The C-HR achieves 27 city and 31 highway miles per gallon, respectively. I averaged 28.8, or roughly the 29 mpg that the EPA estimates you’ll get.
While the baby ‘yota isn’t quick off the line, having a 2-liter 4-banger making 144 horsepower and 139 lb-ft of torque, it is nimble and pretty entertaining to drive. Around town it is one of the easiest cars to drive. No one will confuse you for the typical crossover crowd, either, which is nice. This isn’t a vehicle with all-wheel drive and wannabe off-road credentials. This is a front-wheel drive vehicle that uses a CVT. The gearbox is, well, okay. It does the job, but it’s not in the top 10 things you’ll like telling everyone about.
Because of the overall design, which is extremely unique and fun to look at, there are a few inherent drawbacks. Mainly, the rear visibility, which isn’t that great. Luckily there is a backup camera, but the backup camera is in the rearview mirror… instead of the 7-inch touchscreen that doesn’t feature navigation. It makes a lot of sense to me, too. The 2019 Toyota C-HR can be optioned with a navigation system for $1,725, but only if you step up to the $26,000 Limited trim.

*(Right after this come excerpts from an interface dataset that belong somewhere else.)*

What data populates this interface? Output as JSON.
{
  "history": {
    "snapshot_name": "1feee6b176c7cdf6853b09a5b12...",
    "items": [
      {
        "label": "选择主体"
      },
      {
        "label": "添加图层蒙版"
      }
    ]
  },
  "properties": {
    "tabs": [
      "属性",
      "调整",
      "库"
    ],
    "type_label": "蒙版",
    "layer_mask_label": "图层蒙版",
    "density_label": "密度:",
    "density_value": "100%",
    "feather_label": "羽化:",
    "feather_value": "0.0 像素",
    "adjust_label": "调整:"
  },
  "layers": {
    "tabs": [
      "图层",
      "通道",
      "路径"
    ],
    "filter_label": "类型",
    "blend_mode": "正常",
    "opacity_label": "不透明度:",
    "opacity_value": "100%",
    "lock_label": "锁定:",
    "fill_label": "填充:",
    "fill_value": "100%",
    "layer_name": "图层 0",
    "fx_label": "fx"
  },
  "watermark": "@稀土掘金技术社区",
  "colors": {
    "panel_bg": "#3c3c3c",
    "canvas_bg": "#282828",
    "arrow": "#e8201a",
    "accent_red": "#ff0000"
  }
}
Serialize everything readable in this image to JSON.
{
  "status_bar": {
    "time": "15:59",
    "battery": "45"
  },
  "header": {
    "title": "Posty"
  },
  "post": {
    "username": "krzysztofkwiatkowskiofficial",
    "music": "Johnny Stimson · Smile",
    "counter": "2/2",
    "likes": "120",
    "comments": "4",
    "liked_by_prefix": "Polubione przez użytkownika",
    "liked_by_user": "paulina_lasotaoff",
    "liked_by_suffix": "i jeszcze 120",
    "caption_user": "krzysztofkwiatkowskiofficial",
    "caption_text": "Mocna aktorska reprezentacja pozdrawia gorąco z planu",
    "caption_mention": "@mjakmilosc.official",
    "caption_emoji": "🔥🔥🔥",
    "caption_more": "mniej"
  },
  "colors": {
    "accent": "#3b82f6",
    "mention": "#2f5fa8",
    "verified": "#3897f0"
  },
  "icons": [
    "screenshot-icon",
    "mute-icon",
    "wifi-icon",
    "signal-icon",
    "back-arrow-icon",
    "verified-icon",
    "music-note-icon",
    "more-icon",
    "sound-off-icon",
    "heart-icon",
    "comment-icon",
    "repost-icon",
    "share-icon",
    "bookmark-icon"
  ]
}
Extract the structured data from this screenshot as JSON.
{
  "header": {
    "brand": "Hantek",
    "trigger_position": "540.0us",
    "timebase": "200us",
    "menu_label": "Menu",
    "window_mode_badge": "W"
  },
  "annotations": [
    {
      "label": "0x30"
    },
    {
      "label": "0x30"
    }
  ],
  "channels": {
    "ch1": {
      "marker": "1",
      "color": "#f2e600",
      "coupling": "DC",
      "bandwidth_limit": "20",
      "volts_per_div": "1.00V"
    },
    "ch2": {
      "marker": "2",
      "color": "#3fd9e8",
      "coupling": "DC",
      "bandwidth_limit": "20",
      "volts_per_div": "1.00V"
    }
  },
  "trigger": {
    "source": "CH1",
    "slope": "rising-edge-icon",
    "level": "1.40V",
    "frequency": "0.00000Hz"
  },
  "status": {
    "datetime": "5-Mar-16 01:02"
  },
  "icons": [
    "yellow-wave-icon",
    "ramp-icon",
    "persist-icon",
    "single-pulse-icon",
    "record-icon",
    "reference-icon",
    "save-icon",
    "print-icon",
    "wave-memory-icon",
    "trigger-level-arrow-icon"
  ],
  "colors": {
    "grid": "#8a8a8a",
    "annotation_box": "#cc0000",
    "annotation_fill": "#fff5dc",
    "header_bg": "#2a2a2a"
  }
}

So you’ll pay $27,725, versus my XLE Premium’s $27,128 monroney. However, that doesn’t include the carpeted mats, paint protection, and the like, that my 2018 tester had optioned. So you’ll be shelling out around 30 grand with the other stuff. I do also feel like the interior plastics could be nicer. They smudge easily, and those smudges and smears stay there until you give the interior a good, deep clean. But let’s be real, who’s really buying the C-HR and cleaning it regularly?
So who is the C-HR for? Well, really, anybody. But what would me buy a C-HR is if I needed a reliable family cruiser for a newborn, or if I had a few animals. And since I have two dogs and a cat, maybe I’m the right customer… The rear seat is a bit tight, however. And getting in and out of the back isn’t the best for adults. You can get in and out if you’re under six feet tall, but any taller and it’s not going to be the most comfortable. So, if you have a spouse who’s tall, and you expect you could have a massively tall teenager in your later years, maybe I’d step up to the RAV4.
It really is quite special that such a small and willing little crossover comes with so much. Just from a looks standpoint alone, which I think is a fantastic selling point. Then the safety features that will protect yourself and your young children makes you feel good.
So I now need to ask myself a question. As a self-proclaimed disliker of crossovers, and the crossover market that feeds BS to the customer base, is the C-HR worthy enough to me that I’d buy one? That’s an interesting question. I think, yeah. I’d prefer to have one with leather, honestly, because the cloth seats pick off all the cat and dog hair from my clothes, and it stays there seemingly forever. But that’s about it. I mean, the car has one-touch windows up and down for both driver control, and passenger control. That’s a feature a Cadillac Escalade can’t be optioned with. And I’ll continue to say it’s one of the most fun cars to look at on the road today. Every time I see one, I honestly stop and take a second look. Every color works for me, too.
So, I guess what I’m saying is that I want one with a turbo motor, manual gearchange, and maybe all-wheel drive. Only the manual and the extra power and torque are a necessity to me, though.